Polymer flooding can help improve sweep efficiency from oil wells. In order to maximize oil recovery, specialty chemical firms can develop better polymers and fluids for polymer flooding. Image Source: Flickr user CL.Baker
Transitions can be difficult, and as once-productive oil wells are steadily depleted, it has become increasingly important for oil companies to maximize sweep efficiency. One way to do this is through polymer flooding, a well-established enhanced oil recovery method in which soluble polymers are added to flood water in order to make it more viscous.
This improves the mobility ratio, which makes it possible to recover more oil. Recent research suggests that there are ways to improve the fluids used in polymer flooding in order to increase the efficiency of the process. Improving the chemical composition of these fluids by utilizing innovative software and informatics systems, specialty chemical firms can help oil companies maximize yield.

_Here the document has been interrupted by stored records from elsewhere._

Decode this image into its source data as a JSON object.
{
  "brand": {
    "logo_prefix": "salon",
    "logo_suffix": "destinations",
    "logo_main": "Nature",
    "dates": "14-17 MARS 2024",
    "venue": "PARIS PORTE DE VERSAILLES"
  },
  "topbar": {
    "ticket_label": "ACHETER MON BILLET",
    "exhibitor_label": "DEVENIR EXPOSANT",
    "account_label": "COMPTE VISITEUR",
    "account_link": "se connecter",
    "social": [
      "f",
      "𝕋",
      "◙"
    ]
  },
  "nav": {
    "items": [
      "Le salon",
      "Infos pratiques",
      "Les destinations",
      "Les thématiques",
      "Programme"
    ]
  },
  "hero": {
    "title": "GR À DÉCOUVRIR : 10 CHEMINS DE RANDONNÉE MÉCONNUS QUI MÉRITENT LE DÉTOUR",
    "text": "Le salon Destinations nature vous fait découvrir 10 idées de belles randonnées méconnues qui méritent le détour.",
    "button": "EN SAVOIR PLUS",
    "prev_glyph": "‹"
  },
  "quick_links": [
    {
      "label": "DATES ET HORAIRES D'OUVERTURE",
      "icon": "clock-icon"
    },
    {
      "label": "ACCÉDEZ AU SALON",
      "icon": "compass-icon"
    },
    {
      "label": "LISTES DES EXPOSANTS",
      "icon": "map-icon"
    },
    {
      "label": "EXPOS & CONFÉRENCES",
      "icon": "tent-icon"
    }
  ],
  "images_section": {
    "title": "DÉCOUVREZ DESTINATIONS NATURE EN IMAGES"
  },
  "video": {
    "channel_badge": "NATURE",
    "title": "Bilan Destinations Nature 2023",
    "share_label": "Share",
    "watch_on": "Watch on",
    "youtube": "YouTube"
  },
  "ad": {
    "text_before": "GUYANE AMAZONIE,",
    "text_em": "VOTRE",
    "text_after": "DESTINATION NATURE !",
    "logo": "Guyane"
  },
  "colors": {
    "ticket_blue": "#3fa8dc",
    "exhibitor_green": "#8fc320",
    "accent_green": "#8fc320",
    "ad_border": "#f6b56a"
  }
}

Identifying the Best Polymers for Polymer Flooding
Oil companies typically choose between a few common soluble, high molecular weight polymers when preparing the polymer slug to be used for flooding. Some of the most common include xanthan and hydrolyzed polyacrylamide, but these polymers are sensitive to salinity, temperature, shear, and biological degradation.1 It’s time for specialty chemical firms to start searching for better polymers. Modern software can help researchers mine existing data about polymer slugs in order to identify the most significant weaknesses of common polymers. Based on this information, they can design focused experiments and develop alternative polymers that are more effective for oil recovery.
In the past, efforts to improve polymers have stalled for economic reasons. Either the individual monomers were too expensive for widespread use, or the polymer production process cost too much.2 To overcome these problems, researchers need to be able to integrate sweep efficiency and economic data to conduct high-level cost-benefit analyses. These calculations can be facilitated by software solutions that make it possible to determine which alternative polymers are economically feasible. That way, researchers won’t waste time testing or developing polymers that are too expensive or don’t significantly improve sweep efficiency.
Finding Ways to Improve the Fluids Used in Polymer Flooding
Improving polymers is important, but specialty chemicals firms must also consider the fluid that is used in the polymer slug. Pure water may not be the best choice. Studies indicate that adding chelating agents such as sodium NTA or sodium EDTA to the slug can increase the amount of oil recovered from a well.3 Another way to improve sweep efficiency is to lower the salinity level of the polymer slug. Not only does this increase oil recovery by increasing polymer elasticity, but it also cuts costs by reducing the amount of polymer that needs to be added to the slug in order to reach the target viscosity.4 Using simulation software, scientists can model slugs that have different salinity levels or added chemicals in order to determine which ones maximize the oil recovery when combined with a certain polymer. Software can also facilitate data integration so that specialty chemical firms can factor in polymer properties and economic information when choosing between different fluid options.
Another way to increase sweep efficiency, especially in high salinity oil reservoirs, is to inject a preflush, or water slug, before the polymer slug. Studies indicate that using a solution with a high pH as the preflush can improve efficiency, but there is room for further research to find new options. Chemical researchers can examine how different chemicals for lowering the acidity can affect sweep efficiency and overall costs. Through mining existing datasets, scientists may also be able to identify other properties of the preflush that could be changed to increase its effectiveness. Using modern modeling and simulation technology, scientists can test potential preflush alternatives and integrate results with economic data to find an optimal preflush solution.
The Benefits of Collaboration Between Lab Scientists and Field Researchers
The primary way for those chemists developing more effective polymers and fluids to find out how well their solutions work in particular environments is to collaborate with researchers in the field. By considering environmental data, it may be possible for lab scientists to develop chemical combinations that are optimized to particular oil well environments. Experimental software can make it easy for lab and field scientists to share data and results in real-time so that the teams in both locations can design and conduct relevant tests and simulations. It also mediates the seamless integration of chemical, environmental, and economic data so that specialty chemical companies can develop fluids for polymer flooding that are optimized for all three factors.
BIOVIA Experiment, a laboratory informatics system for data management and analysis, and BIOVIA Materials Studio, a modeling and simulation environment, can be invaluable for chemical specialty firms that are looking to improve polymer flooding methods. These systems can help your company identify and develop polymers and fluid combinations that increase sweep efficiency and won’t be too expensive for practical use. Contact us today to learn more about the difference this software can have on your research and development processes.
- “Polymer Flooding,” 2016, http://www.glossary.oilfield.slb.com/Terms/p/polymer_flooding.aspx ↩
- “Development of a Novel Waterflood Conformance Control System,” April 2004, https://www.onepetro.org/conference-paper/SPE-89391-MS ↩
- “Improved Micellar/Polymer Flooding With High-pH Chemicals,” January 1981, https://www.onepetro.org/journal-paper/SPE-7583-PA ↩
- “Improving polymer flood performance in high salinity reservoirs,” March 2014, http://www.sciencedirect.com/science/article/pii/S0920410514000266 ↩